_WHAT TO DO_: Please return every line below that contains the string "this".

[Opening ENTRIES PROVIDED section]

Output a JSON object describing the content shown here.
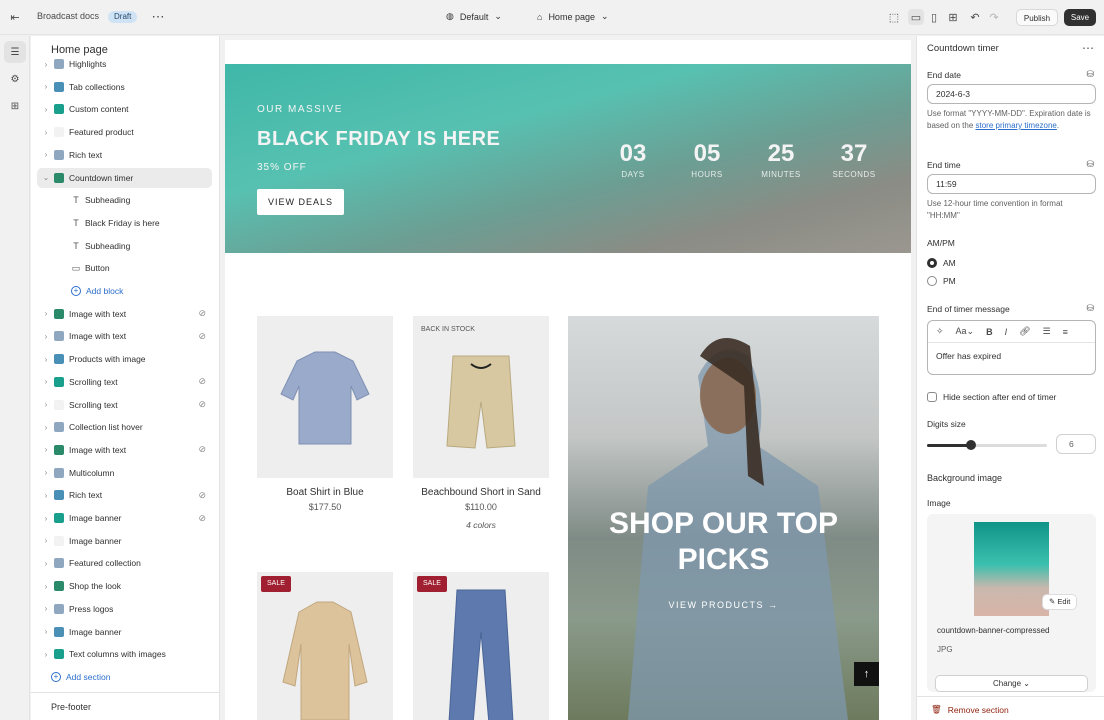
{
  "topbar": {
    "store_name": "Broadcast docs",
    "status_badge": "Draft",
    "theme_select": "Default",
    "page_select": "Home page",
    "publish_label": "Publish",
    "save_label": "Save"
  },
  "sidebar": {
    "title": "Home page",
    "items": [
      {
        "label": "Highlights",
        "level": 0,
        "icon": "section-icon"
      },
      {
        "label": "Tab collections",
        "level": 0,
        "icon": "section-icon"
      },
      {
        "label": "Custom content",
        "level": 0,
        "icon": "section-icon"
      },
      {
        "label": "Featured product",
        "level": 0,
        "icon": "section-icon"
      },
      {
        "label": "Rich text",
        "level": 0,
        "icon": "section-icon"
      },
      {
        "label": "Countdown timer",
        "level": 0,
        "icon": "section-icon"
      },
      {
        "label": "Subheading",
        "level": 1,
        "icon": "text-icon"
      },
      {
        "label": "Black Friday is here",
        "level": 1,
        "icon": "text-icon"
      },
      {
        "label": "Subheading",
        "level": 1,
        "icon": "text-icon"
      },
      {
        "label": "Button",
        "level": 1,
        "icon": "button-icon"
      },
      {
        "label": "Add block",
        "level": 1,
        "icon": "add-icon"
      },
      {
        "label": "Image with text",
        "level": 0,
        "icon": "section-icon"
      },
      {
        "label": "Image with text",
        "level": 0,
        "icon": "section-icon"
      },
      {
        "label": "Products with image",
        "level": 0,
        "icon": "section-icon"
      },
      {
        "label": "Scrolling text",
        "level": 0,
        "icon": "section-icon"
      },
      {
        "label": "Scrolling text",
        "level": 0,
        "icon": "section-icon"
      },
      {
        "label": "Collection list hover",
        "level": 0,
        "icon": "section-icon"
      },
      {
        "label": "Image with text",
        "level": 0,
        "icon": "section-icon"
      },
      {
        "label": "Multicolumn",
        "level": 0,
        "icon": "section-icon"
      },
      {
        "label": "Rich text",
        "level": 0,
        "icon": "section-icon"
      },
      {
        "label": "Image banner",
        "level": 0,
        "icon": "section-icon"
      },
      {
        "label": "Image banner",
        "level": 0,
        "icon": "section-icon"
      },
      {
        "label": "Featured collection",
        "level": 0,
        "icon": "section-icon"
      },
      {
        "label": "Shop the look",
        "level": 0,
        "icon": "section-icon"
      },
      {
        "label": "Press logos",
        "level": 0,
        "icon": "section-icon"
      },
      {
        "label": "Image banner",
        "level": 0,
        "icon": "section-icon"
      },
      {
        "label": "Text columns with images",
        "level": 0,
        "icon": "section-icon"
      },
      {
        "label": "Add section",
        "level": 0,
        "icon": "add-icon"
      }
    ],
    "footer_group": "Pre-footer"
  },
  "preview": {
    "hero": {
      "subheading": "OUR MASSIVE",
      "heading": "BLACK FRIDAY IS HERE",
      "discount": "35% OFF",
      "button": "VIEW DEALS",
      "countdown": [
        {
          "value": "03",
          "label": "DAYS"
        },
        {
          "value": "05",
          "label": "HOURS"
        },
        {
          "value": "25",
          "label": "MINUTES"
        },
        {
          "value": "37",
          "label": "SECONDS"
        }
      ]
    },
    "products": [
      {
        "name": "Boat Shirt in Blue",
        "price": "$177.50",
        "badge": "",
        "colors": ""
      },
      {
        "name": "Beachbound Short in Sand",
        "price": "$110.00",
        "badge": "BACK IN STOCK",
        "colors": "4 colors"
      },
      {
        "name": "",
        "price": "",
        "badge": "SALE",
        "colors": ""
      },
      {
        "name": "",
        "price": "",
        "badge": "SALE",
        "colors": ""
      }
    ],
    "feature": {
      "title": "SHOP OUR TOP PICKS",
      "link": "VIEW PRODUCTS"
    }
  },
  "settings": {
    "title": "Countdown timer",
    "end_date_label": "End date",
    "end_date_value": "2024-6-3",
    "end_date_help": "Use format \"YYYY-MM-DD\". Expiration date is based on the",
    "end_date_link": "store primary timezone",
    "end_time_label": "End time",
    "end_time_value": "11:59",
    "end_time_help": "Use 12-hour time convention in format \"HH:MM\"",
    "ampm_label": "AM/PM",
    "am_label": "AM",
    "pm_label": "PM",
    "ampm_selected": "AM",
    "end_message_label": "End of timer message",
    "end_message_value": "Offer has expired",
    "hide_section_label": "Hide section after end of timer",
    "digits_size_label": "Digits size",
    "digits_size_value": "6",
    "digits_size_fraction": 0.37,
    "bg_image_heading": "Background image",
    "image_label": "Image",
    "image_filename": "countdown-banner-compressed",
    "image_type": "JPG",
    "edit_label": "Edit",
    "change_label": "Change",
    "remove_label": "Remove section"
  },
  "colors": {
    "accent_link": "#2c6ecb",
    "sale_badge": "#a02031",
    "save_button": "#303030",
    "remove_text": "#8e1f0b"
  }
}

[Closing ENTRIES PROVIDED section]
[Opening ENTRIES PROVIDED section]

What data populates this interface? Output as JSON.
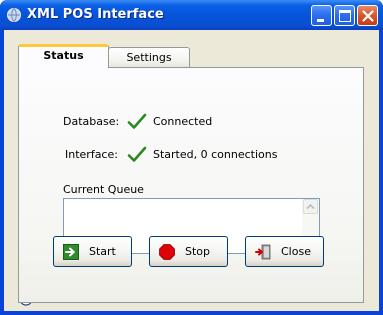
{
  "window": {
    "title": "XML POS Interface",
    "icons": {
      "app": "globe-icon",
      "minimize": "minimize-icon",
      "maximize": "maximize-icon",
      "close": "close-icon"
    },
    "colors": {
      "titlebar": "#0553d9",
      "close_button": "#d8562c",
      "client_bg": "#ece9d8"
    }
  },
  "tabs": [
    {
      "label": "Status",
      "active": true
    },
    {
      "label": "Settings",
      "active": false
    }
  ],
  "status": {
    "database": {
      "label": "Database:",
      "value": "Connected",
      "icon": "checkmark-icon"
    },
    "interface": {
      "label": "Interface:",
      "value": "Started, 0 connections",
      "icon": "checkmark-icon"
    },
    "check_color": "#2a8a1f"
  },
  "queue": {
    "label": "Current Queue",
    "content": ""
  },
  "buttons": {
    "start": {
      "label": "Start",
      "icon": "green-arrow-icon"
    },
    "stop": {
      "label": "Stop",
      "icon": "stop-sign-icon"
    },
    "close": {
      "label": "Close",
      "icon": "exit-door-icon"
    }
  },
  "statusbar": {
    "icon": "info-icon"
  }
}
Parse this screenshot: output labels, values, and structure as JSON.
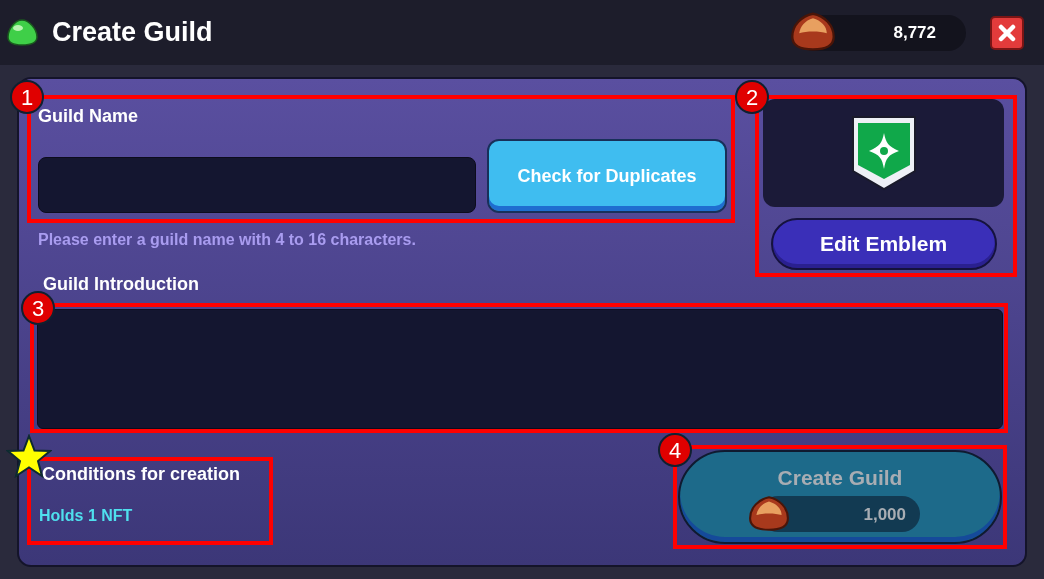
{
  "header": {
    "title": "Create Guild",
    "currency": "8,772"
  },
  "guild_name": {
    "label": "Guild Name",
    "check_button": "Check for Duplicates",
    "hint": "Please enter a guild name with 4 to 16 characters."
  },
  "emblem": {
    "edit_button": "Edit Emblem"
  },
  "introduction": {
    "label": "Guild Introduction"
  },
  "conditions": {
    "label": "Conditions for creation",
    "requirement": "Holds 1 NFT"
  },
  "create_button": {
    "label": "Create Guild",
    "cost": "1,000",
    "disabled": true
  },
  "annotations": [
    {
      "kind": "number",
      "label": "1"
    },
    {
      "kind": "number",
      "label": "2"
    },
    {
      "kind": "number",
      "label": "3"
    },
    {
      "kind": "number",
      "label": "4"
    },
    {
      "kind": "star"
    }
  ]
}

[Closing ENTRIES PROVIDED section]
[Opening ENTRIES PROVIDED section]

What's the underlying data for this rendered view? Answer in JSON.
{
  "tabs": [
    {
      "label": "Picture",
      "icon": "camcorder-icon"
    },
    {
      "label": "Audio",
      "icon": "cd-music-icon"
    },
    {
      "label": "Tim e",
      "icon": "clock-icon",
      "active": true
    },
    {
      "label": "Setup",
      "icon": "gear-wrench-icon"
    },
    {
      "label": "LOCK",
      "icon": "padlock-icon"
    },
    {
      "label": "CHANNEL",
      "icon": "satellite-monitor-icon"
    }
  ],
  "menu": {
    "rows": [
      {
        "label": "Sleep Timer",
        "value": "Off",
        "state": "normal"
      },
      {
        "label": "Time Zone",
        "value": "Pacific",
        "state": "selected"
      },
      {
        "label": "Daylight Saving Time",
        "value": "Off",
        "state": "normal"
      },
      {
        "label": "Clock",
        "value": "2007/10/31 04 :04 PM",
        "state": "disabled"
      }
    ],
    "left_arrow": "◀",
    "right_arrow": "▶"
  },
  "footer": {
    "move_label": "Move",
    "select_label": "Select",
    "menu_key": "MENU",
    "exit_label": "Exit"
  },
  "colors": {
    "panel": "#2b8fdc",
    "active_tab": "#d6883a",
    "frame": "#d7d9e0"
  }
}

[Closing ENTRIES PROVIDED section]

_EXERCISE SOLUTION_:
What data populates this interface? Output as JSON.
Parse this screenshot: output labels, values, and structure as JSON.
What's the underlying data for this rendered view? Answer in JSON.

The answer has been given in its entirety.